# Provided information:
________________

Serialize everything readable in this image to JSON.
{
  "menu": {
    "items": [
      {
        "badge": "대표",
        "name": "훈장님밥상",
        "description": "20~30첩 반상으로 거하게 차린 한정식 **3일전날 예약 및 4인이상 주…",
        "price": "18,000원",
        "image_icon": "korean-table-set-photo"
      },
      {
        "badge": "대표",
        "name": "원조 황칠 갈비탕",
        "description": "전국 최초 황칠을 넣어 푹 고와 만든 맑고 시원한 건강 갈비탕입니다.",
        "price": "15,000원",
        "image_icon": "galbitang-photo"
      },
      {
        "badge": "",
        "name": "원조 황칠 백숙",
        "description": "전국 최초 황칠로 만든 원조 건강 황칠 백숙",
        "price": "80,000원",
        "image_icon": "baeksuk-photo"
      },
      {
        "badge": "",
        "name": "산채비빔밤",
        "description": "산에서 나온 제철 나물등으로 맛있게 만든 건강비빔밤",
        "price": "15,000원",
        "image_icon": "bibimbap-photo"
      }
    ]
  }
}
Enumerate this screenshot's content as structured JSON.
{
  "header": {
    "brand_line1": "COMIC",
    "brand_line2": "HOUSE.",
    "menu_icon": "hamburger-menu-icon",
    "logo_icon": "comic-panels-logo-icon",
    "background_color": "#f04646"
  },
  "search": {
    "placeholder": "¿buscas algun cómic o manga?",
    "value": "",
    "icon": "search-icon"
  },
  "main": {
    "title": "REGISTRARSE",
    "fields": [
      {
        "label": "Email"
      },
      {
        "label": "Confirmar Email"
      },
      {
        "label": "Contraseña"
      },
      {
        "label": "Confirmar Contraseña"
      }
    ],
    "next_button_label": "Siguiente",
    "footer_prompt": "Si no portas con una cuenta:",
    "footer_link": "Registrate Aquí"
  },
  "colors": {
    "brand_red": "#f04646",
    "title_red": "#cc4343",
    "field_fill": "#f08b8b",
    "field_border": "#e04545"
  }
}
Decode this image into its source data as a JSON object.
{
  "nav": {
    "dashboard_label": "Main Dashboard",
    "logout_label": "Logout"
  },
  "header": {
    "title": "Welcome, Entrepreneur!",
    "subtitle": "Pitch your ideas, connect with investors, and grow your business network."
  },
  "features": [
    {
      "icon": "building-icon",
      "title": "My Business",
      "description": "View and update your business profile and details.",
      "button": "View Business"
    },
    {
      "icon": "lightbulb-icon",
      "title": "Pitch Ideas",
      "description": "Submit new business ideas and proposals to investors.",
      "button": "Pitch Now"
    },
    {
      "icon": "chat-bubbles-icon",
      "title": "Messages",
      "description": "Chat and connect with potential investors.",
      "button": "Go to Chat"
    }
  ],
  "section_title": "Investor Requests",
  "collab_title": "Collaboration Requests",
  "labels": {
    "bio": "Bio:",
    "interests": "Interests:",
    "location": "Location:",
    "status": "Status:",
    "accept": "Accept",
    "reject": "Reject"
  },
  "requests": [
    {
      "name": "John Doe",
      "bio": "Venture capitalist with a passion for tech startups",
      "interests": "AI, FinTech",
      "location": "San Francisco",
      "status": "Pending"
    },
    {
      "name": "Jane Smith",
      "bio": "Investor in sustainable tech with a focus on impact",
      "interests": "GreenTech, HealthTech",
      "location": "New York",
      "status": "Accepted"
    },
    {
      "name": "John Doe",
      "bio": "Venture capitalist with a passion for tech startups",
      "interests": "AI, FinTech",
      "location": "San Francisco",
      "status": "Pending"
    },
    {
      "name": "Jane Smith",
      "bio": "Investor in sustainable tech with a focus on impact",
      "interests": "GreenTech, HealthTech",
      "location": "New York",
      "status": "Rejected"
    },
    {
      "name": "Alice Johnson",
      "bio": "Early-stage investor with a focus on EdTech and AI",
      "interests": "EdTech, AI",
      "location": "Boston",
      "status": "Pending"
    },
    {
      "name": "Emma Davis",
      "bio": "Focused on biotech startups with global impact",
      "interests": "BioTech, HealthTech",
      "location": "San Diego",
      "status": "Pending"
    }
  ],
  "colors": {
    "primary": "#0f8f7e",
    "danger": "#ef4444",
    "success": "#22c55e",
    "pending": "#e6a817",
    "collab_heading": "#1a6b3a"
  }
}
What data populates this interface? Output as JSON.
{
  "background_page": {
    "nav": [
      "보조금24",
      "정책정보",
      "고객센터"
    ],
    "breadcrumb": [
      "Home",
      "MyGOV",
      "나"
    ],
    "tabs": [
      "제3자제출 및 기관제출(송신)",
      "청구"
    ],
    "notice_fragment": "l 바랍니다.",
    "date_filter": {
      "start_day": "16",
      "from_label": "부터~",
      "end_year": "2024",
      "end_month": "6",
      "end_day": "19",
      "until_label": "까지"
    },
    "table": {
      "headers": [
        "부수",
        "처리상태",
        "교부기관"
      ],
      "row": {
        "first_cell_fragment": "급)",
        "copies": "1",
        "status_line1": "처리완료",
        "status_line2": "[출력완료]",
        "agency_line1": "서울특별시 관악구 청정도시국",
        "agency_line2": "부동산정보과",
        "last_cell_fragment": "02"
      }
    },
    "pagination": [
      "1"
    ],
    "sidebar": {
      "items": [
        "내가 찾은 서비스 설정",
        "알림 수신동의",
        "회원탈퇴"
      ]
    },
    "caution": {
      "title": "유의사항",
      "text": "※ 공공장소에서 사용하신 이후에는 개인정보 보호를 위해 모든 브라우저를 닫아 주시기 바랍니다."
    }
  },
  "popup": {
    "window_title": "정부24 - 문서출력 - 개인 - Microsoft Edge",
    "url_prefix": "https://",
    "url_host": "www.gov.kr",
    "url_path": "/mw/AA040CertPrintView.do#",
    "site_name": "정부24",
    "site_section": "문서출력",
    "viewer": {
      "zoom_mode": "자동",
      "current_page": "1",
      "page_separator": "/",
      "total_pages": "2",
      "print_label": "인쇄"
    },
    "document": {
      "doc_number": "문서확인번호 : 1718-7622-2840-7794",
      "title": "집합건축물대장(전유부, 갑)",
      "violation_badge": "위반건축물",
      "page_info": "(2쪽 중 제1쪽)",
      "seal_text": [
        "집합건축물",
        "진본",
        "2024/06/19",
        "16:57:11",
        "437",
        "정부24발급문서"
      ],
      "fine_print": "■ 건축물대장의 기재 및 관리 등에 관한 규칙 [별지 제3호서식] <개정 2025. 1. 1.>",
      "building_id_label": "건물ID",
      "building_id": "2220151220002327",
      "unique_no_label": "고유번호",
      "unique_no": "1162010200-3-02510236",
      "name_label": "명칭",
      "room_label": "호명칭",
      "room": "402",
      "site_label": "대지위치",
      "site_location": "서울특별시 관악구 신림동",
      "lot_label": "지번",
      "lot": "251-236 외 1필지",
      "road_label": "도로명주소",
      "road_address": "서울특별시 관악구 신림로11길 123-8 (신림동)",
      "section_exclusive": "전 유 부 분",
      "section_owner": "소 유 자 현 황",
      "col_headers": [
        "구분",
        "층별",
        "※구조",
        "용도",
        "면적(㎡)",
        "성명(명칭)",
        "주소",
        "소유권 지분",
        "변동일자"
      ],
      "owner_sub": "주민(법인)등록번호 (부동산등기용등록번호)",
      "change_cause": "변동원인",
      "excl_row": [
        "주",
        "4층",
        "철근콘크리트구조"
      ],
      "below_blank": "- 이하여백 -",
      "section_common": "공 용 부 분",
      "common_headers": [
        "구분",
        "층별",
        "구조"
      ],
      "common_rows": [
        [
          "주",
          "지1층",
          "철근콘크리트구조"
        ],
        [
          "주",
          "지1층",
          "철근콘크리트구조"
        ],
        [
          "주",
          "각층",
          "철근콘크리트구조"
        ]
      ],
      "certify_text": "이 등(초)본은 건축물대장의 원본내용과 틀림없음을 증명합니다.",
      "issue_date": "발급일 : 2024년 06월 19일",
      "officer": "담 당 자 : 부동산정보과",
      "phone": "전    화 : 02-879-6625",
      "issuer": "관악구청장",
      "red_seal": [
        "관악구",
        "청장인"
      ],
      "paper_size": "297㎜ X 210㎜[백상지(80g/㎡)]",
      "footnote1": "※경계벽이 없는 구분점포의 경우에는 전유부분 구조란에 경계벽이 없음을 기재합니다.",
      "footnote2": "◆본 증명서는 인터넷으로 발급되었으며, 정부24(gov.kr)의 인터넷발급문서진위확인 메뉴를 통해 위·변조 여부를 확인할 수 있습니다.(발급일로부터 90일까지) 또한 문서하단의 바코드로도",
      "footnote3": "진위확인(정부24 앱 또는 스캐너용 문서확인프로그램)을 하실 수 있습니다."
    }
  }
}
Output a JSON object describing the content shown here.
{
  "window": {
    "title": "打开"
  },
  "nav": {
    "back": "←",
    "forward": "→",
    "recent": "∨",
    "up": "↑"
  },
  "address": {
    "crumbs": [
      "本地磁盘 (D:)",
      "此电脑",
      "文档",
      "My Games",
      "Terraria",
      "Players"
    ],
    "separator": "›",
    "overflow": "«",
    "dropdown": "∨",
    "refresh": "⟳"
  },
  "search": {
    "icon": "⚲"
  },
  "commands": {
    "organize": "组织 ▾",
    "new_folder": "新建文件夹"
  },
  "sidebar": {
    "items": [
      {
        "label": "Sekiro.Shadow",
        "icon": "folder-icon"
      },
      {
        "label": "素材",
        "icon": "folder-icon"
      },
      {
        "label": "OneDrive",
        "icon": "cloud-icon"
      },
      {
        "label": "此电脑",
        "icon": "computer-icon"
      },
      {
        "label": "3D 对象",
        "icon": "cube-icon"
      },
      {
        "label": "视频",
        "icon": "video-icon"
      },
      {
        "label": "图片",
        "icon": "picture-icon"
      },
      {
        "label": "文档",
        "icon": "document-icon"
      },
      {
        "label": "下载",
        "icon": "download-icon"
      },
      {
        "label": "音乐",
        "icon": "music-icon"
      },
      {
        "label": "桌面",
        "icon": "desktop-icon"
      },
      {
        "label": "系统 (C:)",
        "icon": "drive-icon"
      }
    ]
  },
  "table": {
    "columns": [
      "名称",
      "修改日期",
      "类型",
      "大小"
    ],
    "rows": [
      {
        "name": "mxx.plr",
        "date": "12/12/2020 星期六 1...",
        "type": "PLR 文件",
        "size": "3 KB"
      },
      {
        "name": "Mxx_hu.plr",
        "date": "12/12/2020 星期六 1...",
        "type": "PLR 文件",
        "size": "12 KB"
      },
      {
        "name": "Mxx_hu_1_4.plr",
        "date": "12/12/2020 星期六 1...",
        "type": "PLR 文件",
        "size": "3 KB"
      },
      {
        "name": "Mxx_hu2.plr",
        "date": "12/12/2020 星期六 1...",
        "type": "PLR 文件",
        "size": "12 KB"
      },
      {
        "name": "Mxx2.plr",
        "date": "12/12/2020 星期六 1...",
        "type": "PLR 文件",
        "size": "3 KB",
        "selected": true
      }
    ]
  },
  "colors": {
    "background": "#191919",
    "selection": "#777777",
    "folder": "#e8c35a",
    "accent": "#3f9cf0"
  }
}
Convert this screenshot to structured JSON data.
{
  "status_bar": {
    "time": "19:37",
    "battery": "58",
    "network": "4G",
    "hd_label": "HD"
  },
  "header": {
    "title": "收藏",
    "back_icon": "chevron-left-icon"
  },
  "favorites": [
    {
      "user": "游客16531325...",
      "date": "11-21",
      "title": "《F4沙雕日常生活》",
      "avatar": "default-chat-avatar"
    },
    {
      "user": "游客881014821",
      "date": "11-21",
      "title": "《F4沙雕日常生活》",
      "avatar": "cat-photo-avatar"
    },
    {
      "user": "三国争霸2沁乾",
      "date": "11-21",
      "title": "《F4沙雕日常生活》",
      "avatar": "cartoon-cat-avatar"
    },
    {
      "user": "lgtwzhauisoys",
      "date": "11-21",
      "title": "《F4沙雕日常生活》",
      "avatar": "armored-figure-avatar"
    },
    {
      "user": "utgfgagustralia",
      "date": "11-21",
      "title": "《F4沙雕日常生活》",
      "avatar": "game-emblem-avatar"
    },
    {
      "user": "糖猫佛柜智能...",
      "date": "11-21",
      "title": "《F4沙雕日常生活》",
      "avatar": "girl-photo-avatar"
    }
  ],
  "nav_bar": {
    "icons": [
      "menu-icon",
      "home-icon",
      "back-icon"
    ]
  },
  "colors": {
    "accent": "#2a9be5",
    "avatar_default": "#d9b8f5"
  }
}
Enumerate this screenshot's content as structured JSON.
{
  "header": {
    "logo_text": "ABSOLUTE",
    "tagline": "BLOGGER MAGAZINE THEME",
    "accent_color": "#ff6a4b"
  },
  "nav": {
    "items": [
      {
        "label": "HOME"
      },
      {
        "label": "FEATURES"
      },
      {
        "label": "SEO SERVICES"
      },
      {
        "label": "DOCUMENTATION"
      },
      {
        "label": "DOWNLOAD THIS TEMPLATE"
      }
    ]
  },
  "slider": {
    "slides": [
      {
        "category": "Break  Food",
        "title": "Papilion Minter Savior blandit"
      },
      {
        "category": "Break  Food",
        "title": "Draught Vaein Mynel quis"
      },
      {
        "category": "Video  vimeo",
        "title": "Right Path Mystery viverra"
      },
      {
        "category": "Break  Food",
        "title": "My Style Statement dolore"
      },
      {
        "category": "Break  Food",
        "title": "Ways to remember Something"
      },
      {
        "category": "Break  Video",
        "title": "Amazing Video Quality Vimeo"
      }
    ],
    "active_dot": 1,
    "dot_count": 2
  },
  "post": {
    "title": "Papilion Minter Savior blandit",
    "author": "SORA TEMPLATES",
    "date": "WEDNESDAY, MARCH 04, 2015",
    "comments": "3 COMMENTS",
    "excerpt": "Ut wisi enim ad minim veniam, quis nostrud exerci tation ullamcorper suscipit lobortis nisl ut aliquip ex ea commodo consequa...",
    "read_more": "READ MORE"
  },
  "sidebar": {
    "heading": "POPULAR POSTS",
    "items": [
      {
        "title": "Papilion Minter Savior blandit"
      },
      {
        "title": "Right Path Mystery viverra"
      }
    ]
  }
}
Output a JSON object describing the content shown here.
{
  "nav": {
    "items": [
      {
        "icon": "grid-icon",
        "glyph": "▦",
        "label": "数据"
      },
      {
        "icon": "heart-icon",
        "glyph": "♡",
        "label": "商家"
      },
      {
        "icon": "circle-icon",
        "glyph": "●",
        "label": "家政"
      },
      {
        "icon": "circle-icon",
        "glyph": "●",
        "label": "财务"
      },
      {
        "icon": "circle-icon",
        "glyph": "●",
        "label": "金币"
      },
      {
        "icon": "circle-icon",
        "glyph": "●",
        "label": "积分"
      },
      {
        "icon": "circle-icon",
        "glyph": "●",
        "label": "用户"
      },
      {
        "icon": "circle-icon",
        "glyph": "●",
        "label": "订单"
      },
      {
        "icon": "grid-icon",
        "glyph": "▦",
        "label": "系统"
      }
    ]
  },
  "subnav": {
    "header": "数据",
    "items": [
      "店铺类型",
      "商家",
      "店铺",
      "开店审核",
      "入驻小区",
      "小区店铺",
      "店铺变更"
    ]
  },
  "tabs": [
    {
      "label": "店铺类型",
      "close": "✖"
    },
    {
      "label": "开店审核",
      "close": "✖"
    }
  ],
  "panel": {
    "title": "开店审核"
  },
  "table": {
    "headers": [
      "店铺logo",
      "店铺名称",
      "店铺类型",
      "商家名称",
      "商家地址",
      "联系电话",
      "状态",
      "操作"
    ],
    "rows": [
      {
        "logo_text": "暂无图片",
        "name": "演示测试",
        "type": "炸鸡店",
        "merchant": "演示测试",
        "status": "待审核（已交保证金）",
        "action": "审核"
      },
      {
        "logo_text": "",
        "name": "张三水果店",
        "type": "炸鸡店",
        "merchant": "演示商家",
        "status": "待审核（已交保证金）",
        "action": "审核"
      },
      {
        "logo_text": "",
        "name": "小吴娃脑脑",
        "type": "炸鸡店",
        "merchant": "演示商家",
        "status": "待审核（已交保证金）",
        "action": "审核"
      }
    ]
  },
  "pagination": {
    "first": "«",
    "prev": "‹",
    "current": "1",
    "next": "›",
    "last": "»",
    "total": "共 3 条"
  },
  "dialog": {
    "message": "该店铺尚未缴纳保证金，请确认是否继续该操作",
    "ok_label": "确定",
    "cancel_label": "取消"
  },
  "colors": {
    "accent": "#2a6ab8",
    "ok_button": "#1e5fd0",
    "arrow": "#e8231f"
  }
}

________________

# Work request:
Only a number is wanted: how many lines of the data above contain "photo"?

# Exercise answer:
6